Property Blog and News / Renting with pets: How to secure a rental property for you and your pet

Renting with pets: How to secure a rental property for you and your pet

16 March 2023


Jamie Obertelli
Head of PR & Communications

A pet can be a treasured member of the family – but not all landlords are willing to let animal owners take on a tenancy…

Landlords reserve the right to prevent pets from their properties, but that doesn’t mean you can’t rent with a pet. They’ll often make an independent decision on a case-by-case basis, so it’s up to you to prove that you’re a reliable pet owner and will take care of the rented property.

Remember, the reason landlords aren’t keen on having pets in their property is because of the associated risks. They often fear that animals can bring lingering smells, lasting damage, and even complaints from neighbours.

However, while some landlords fear having pets can cause damage and other issues, supporters argue that it can make their property more desirable and encourage their tenants to rent for longer.

According to Landlord Law Services, referring to the Equality Act 2010, “assistance dogs, such as guide dogs for the blind, hearing dogs for deaf people, and dogs for disabled people” must be permitted by law in a property.

Landlords are also not allowed to charge a higher amount of tenancy deposit if a tenant has a pet. Up to six weeks’ rent (depending on the total annual rent) is the maximum deposit they can take.

And so, what are the rules, and what can you do to get that home with creature comforts? OnTheMarket is here to help.

Top tips for renting with pets.

1. Find houses and flats with pets allowed.

 Before you start with a tenancy you need to find a home with a landlord who allows the type of pet you have. You should mention to your letting agent about your pet, or pets, and they can help find you find some suitable options.

You also need to find a home that is appropriate for your pet – for example, somewhere with enough space for a dog (ideally including a garden) or with cat flaps for a cat.

When searching for your next rental property via OnTheMarket, you can select the ‘pet friendly’ box, meaning any suitable listings, where the agent has included information about the property being pet friendly, will appear in your search results.

2. A letting agent can help make arrangements for your pet.

While pets such as fish, rabbits, and hamsters are generally accepted by landlords. Cats and dogs might need greater negotiation. The agent will be a key intermediary between the prospective tenant and landlord as they can advise from both sides.

3. Get a reference for your pet.

Whilst it might seem excessive in the first instance, getting a positive reference for your pet could go a long way. If you’re currently living in a rented property and the landlord has had a positive experience with your pet, they might be happy to provide a letter of recommendation.

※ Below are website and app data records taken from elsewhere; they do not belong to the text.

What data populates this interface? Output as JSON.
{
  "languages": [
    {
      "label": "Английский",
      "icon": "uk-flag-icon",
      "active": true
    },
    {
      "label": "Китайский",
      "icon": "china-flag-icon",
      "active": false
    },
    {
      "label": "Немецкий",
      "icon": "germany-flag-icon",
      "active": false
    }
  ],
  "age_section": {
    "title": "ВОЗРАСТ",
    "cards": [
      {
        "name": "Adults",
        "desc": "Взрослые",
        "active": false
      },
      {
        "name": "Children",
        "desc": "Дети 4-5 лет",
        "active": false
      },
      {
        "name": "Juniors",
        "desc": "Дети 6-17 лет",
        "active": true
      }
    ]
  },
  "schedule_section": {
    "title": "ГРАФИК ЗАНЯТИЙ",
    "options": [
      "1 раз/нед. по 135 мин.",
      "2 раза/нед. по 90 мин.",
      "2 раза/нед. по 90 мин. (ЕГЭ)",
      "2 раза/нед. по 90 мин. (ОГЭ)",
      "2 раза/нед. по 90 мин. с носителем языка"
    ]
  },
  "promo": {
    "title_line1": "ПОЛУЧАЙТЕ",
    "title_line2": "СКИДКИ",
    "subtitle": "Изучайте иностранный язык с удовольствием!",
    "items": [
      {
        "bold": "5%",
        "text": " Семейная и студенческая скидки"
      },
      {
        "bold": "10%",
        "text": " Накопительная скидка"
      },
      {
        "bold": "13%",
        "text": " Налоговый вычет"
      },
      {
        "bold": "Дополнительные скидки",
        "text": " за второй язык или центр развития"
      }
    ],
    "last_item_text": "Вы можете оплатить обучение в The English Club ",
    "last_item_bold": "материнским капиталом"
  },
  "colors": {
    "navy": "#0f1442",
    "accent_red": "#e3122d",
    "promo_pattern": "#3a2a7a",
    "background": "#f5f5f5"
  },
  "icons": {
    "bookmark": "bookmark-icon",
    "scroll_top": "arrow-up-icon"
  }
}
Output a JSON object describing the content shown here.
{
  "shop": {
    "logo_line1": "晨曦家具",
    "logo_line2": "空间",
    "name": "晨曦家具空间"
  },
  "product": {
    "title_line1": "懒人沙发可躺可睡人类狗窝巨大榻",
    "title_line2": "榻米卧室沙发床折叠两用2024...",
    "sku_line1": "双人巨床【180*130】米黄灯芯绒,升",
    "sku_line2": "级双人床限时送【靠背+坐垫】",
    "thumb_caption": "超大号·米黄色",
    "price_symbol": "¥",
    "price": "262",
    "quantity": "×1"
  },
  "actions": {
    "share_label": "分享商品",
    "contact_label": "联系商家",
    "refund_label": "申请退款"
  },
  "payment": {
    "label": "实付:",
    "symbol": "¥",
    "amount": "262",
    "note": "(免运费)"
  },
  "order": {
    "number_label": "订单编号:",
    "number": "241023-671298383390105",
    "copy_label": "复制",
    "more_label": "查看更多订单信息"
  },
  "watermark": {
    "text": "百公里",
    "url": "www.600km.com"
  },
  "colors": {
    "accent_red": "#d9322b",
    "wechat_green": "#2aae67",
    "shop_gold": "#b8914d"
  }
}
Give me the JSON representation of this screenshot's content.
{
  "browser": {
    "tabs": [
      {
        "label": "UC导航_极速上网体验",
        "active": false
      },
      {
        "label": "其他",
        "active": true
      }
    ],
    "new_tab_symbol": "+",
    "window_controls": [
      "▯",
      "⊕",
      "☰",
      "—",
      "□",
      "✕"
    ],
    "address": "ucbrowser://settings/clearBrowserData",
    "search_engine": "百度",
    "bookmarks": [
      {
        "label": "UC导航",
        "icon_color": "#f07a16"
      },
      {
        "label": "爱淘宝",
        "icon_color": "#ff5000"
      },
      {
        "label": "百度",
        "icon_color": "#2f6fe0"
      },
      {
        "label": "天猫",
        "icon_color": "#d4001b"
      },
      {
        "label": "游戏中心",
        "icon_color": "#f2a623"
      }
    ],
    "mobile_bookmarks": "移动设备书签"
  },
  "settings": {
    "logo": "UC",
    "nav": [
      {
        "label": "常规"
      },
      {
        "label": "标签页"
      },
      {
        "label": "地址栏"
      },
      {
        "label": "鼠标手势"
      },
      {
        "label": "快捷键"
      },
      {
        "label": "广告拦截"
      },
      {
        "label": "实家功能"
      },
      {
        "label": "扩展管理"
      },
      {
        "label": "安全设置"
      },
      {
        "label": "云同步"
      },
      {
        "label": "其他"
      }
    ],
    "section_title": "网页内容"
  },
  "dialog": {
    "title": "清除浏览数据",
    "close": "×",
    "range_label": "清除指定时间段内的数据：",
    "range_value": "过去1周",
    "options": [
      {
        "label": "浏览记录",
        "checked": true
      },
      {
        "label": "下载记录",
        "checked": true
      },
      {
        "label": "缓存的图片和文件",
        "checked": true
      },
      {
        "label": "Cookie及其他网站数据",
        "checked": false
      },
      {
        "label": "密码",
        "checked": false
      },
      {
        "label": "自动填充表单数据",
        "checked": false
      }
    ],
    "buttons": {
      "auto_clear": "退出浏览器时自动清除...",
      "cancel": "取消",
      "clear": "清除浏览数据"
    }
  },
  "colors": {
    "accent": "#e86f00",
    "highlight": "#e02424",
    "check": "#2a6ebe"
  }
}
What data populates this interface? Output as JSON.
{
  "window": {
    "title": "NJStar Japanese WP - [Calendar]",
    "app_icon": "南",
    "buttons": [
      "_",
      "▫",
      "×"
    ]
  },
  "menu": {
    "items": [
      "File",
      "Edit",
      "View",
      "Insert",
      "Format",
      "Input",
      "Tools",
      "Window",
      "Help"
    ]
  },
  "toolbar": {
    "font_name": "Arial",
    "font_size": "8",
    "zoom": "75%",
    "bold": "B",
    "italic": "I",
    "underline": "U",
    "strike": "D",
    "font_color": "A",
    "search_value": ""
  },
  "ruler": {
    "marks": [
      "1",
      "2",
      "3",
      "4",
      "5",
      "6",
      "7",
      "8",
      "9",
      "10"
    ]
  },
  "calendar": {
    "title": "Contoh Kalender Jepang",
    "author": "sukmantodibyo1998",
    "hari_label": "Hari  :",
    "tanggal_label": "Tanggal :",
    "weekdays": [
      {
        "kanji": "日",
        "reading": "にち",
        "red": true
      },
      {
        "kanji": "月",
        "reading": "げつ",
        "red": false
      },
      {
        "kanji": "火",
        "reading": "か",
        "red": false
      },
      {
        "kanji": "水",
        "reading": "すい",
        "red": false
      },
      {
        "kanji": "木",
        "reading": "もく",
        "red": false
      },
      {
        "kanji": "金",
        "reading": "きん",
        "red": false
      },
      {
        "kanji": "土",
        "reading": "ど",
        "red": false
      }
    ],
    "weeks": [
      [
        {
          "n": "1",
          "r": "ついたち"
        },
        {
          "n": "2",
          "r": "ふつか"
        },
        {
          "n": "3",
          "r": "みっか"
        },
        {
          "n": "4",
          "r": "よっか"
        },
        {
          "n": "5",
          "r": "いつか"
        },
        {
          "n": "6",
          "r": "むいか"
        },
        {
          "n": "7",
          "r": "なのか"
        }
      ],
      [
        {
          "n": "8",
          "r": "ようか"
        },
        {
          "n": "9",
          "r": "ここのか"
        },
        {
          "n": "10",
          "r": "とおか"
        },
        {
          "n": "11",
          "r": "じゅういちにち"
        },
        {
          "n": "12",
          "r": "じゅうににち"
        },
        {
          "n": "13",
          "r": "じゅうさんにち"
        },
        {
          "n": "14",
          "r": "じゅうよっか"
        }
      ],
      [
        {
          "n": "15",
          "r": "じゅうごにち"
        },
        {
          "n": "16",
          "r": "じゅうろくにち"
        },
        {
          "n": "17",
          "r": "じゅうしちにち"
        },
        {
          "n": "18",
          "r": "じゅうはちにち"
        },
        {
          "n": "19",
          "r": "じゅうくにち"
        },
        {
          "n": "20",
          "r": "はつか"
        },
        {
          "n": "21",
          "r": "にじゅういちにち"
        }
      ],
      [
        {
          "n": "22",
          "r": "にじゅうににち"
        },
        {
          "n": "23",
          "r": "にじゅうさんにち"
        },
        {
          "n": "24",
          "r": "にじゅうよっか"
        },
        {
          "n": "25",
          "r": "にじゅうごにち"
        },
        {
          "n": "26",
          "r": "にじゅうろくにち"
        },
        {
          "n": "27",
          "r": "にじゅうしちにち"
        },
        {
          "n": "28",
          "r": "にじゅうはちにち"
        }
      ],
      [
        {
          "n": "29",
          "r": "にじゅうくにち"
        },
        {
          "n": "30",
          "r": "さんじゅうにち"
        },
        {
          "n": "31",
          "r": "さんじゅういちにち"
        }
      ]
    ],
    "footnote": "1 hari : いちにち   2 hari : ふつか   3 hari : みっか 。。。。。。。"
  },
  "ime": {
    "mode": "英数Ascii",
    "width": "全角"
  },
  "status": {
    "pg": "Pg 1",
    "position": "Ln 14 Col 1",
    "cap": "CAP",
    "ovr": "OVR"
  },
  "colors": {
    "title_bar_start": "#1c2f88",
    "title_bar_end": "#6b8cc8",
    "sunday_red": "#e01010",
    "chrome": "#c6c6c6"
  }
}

By providing a reference for your pet, you can show that your pet is well behaved and has caused no problems at your current property.

4. Meet the landlord in person.

If your application progresses, it’s worth arranging for you and your pet to meet the landlord. This may alleviate any concerns that your landlord has about allowing your pet to live in their property.

5. Don’t try and conceal your pet from your landlord.

Before you try and pull the wool over a landlord’s eyes and smuggle in your beloved pet, pause for thought.

You should always obtain consent from your landlord before you bring your pet into the property. If you keep an unauthorised pet this could put you at risk of eviction.

6. Get the authorisation to have a pet in writing.

If your application is successful and the landlord agrees to rent to you, make your agreement official.

You should ask for your tenancy agreement to be changed to include a written agreement that the landlord is happy for your pet to live in the property.